What is required: Word for word, copy out the data below, omitting pictures.

[[ Data section, beginning ]]

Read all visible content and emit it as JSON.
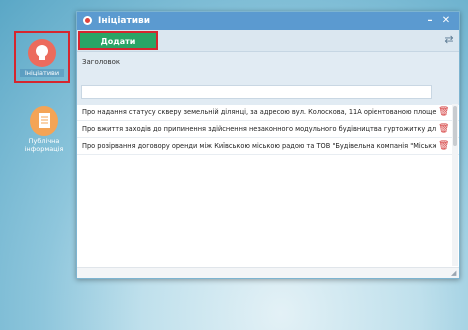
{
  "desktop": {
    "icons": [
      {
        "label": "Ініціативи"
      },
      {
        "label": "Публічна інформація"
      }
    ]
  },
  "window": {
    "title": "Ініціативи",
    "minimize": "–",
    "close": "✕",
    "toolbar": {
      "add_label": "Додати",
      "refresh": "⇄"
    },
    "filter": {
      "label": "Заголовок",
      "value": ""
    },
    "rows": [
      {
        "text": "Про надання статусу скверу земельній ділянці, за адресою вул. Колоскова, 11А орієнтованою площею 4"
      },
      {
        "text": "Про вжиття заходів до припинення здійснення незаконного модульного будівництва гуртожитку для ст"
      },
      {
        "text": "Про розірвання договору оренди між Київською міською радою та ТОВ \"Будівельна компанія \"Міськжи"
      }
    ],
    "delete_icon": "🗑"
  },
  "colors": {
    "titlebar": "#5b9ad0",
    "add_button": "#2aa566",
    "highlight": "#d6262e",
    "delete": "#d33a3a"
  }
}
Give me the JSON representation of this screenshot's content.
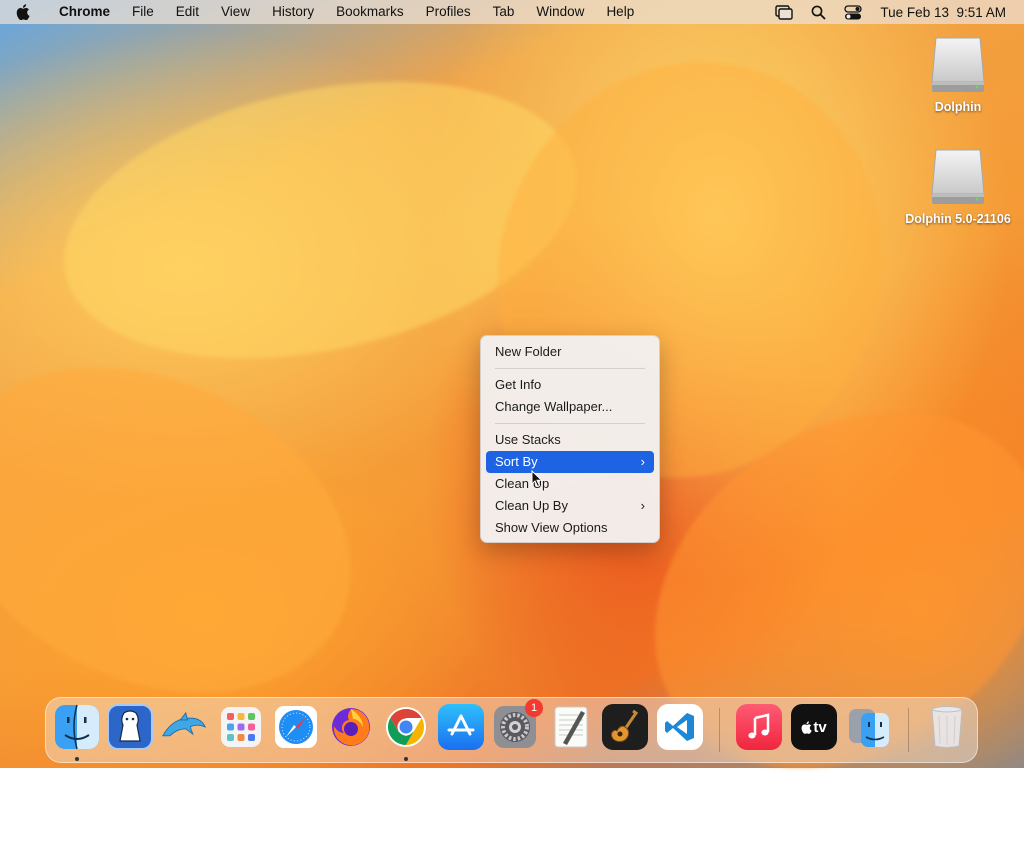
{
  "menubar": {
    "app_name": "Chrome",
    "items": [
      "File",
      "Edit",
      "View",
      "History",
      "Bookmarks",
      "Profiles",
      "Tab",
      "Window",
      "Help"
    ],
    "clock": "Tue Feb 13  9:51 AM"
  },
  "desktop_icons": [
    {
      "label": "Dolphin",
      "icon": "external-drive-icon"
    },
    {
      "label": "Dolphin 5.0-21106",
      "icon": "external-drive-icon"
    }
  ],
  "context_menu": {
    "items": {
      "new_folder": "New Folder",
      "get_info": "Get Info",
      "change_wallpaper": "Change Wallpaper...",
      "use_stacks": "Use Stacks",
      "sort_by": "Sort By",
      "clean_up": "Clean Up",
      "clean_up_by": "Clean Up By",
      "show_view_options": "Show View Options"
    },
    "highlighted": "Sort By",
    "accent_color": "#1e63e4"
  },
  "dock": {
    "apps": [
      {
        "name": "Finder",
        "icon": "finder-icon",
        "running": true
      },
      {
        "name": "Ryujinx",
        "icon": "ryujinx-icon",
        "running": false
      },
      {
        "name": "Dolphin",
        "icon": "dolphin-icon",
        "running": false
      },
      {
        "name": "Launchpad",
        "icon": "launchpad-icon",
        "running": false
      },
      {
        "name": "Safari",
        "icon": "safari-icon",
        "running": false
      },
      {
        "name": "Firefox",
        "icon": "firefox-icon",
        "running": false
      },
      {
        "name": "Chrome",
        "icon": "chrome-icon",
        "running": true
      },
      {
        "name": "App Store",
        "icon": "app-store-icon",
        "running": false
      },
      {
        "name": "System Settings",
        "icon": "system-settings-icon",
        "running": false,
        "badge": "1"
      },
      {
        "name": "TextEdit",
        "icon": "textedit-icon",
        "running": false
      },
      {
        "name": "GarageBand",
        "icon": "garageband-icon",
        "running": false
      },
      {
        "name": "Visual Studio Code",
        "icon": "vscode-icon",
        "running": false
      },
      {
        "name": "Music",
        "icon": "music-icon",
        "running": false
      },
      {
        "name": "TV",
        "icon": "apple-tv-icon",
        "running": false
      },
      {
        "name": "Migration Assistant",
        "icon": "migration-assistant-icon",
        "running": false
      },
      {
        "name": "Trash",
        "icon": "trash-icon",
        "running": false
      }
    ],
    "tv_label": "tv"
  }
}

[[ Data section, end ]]

Solution below:
Read all visible content and emit it as JSON.
{
  "desktop": {
    "icons": [
      {
        "label": "Ініціативи"
      },
      {
        "label": "Публічна інформація"
      }
    ]
  },
  "window": {
    "title": "Ініціативи",
    "minimize": "–",
    "close": "✕",
    "toolbar": {
      "add_label": "Додати",
      "refresh": "⇄"
    },
    "filter": {
      "label": "Заголовок",
      "value": ""
    },
    "rows": [
      {
        "text": "Про надання статусу скверу земельній ділянці, за адресою вул. Колоскова, 11А орієнтованою площею 4"
      },
      {
        "text": "Про вжиття заходів до припинення здійснення незаконного модульного будівництва гуртожитку для ст"
      },
      {
        "text": "Про розірвання договору оренди між Київською міською радою та ТОВ \"Будівельна компанія \"Міськжи"
      }
    ],
    "delete_icon": "🗑"
  },
  "colors": {
    "titlebar": "#5b9ad0",
    "add_button": "#2aa566",
    "highlight": "#d6262e",
    "delete": "#d33a3a"
  }
}
Give me the JSON representation of this screenshot's content.
{
  "menubar": {
    "app_name": "Chrome",
    "items": [
      "File",
      "Edit",
      "View",
      "History",
      "Bookmarks",
      "Profiles",
      "Tab",
      "Window",
      "Help"
    ],
    "clock": "Tue Feb 13  9:51 AM"
  },
  "desktop_icons": [
    {
      "label": "Dolphin",
      "icon": "external-drive-icon"
    },
    {
      "label": "Dolphin 5.0-21106",
      "icon": "external-drive-icon"
    }
  ],
  "context_menu": {
    "items": {
      "new_folder": "New Folder",
      "get_info": "Get Info",
      "change_wallpaper": "Change Wallpaper...",
      "use_stacks": "Use Stacks",
      "sort_by": "Sort By",
      "clean_up": "Clean Up",
      "clean_up_by": "Clean Up By",
      "show_view_options": "Show View Options"
    },
    "highlighted": "Sort By",
    "accent_color": "#1e63e4"
  },
  "dock": {
    "apps": [
      {
        "name": "Finder",
        "icon": "finder-icon",
        "running": true
      },
      {
        "name": "Ryujinx",
        "icon": "ryujinx-icon",
        "running": false
      },
      {
        "name": "Dolphin",
        "icon": "dolphin-icon",
        "running": false
      },
      {
        "name": "Launchpad",
        "icon": "launchpad-icon",
        "running": false
      },
      {
        "name": "Safari",
        "icon": "safari-icon",
        "running": false
      },
      {
        "name": "Firefox",
        "icon": "firefox-icon",
        "running": false
      },
      {
        "name": "Chrome",
        "icon": "chrome-icon",
        "running": true
      },
      {
        "name": "App Store",
        "icon": "app-store-icon",
        "running": false
      },
      {
        "name": "System Settings",
        "icon": "system-settings-icon",
        "running": false,
        "badge": "1"
      },
      {
        "name": "TextEdit",
        "icon": "textedit-icon",
        "running": false
      },
      {
        "name": "GarageBand",
        "icon": "garageband-icon",
        "running": false
      },
      {
        "name": "Visual Studio Code",
        "icon": "vscode-icon",
        "running": false
      },
      {
        "name": "Music",
        "icon": "music-icon",
        "running": false
      },
      {
        "name": "TV",
        "icon": "apple-tv-icon",
        "running": false
      },
      {
        "name": "Migration Assistant",
        "icon": "migration-assistant-icon",
        "running": false
      },
      {
        "name": "Trash",
        "icon": "trash-icon",
        "running": false
      }
    ],
    "tv_label": "tv"
  }
}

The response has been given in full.